This volume argues that the American and French Revolutions provided the genesis of the revolutionary "script" that was rewritten by Marx, which was revised by Lenin and the Bolshevik Revolution, which was revised again by Mao and the Chinese Communist Revolution. Later revolutions in Cuba and Iran improvised further. This script is once again on display in the capitals of the Middle East and North Africa, and it will serve as the model for future revolutionary movements.
About the authors
Keith M. Baker is Professor of Early Modern European History at Stanford University. His books include What's Left of Enlightenment? and Inventing the French Revolution.
Dan Edelstein is Professor of French and History at Stanford University. He is the author of The Terror of Natural Right: Republicanism, the Cult of Nature, and the French Revolution, which won the 2009 Oscar Kenshur Book Prize.
"The comparative study of revolutions has been left to sociologists and political scientists for too long. This book is long overdue and will undoubtedly become a landmark in the comparative study of revolutions and a spur to further research on revolutions."
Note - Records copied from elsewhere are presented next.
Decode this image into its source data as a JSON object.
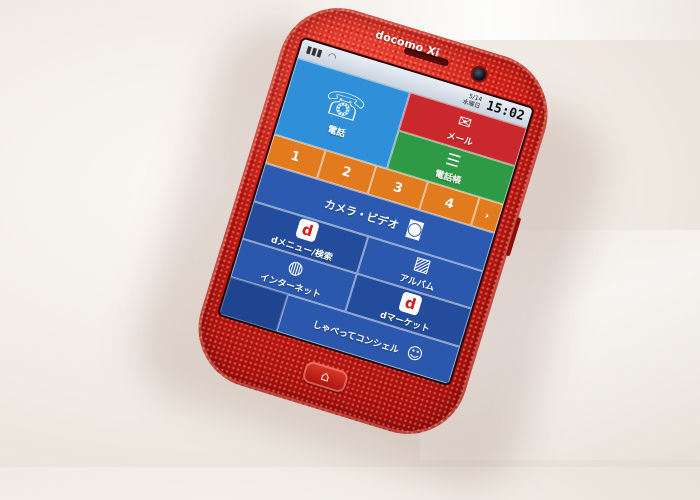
{
  "phone": {
    "brand": "docomo Xi",
    "status": {
      "date": "5/14",
      "weekday": "水曜日",
      "time": "15:02",
      "signal_icon": "signal-bars-icon",
      "wifi_icon": "wifi-icon",
      "battery_icon": "battery-icon"
    },
    "tiles": {
      "phone": {
        "label": "電話",
        "icon": "telephone-icon"
      },
      "mail": {
        "label": "メール",
        "icon": "envelope-icon"
      },
      "contacts": {
        "label": "電話帳",
        "icon": "address-book-icon"
      },
      "speed_dial": [
        "1",
        "2",
        "3",
        "4"
      ],
      "camera": {
        "label": "カメラ・ビデオ",
        "icon": "camera-icon"
      },
      "dmenu": {
        "label": "dメニュー/検索",
        "icon": "d-logo-icon",
        "glyph": "d"
      },
      "album": {
        "label": "アルバム",
        "icon": "photo-icon"
      },
      "internet": {
        "label": "インターネット",
        "icon": "globe-icon"
      },
      "dmarket": {
        "label": "dマーケット",
        "icon": "d-logo-icon",
        "glyph": "d"
      },
      "concier": {
        "label": "しゃべってコンシェル",
        "icon": "concierge-icon"
      }
    }
  },
  "colors": {
    "phone_body": "#d01d15",
    "tile_blue": "#2f8fd8",
    "tile_red": "#c9282c",
    "tile_green": "#2e9a45",
    "tile_orange": "#e27a1e",
    "tile_navy": "#2b57ad"
  }
}
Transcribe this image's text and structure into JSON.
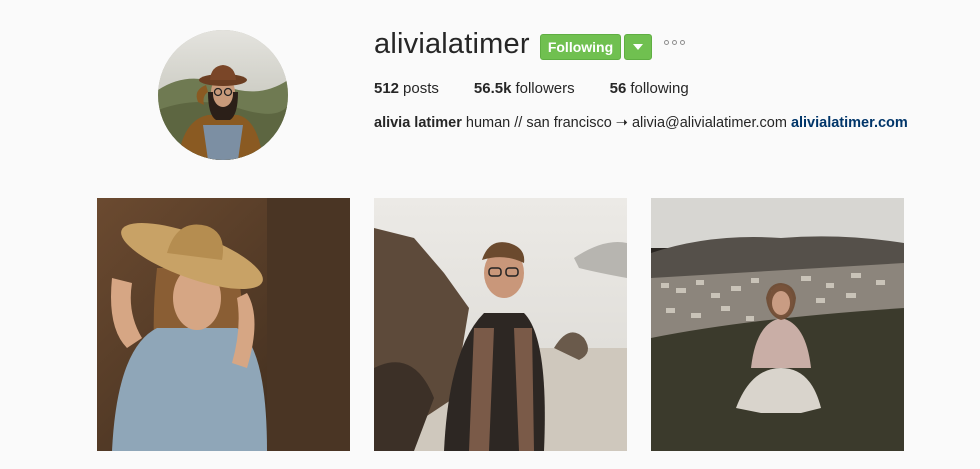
{
  "profile": {
    "username": "alivialatimer",
    "follow_label": "Following",
    "stats": {
      "posts_count": "512",
      "posts_label": "posts",
      "followers_count": "56.5k",
      "followers_label": "followers",
      "following_count": "56",
      "following_label": "following"
    },
    "bio": {
      "full_name": "alivia latimer",
      "text": " human // san francisco ➝ alivia@alivialatimer.com ",
      "website": "alivialatimer.com"
    }
  },
  "colors": {
    "follow_button": "#70c050",
    "link": "#003569",
    "background": "#fafafa"
  },
  "icons": {
    "dropdown": "caret-down-icon",
    "more": "more-options-icon"
  }
}
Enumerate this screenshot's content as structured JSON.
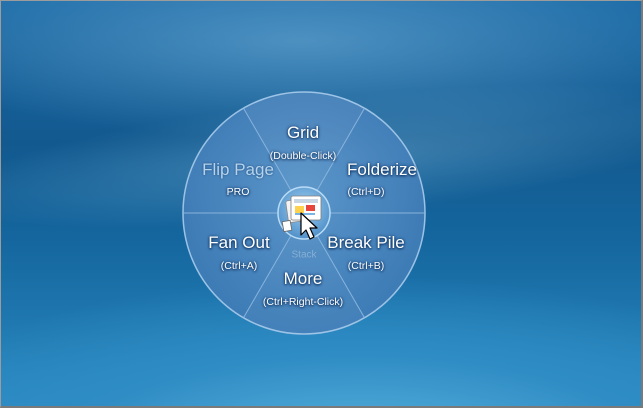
{
  "menu": {
    "center_hint": "Stack",
    "segments": [
      {
        "label": "Grid",
        "shortcut": "(Double-Click)"
      },
      {
        "label": "Folderize",
        "shortcut": "(Ctrl+D)"
      },
      {
        "label": "Break Pile",
        "shortcut": "(Ctrl+B)"
      },
      {
        "label": "More",
        "shortcut": "(Ctrl+Right-Click)"
      },
      {
        "label": "Fan Out",
        "shortcut": "(Ctrl+A)"
      },
      {
        "label": "Flip Page",
        "shortcut": "PRO"
      }
    ]
  },
  "icons": {
    "center": "file-pile-icon",
    "pointer": "mouse-pointer-icon"
  }
}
—Darrin McMahon, Dartmouth College
"An important and exciting book in several respects, this volume provides a rare opportunity for today's historians to engage in some hard-nosed, systematic comparative history in a highly constructive manner while greatly widening their own personal perspective on the spectrum of modern revolutions. It also makes a splendid teaching tool."
—Jonathan Israel, H-France
"Keith Michael Baker and Dan Edelstein have edited an important and timely book that reassesses how the concept of revolution has evolved over the past three centuries....[T]he editors are right to insist that humanists can and should get back into the comparative revolutions business."
—Nathan Perl-Rosenthal, Journal of Modern History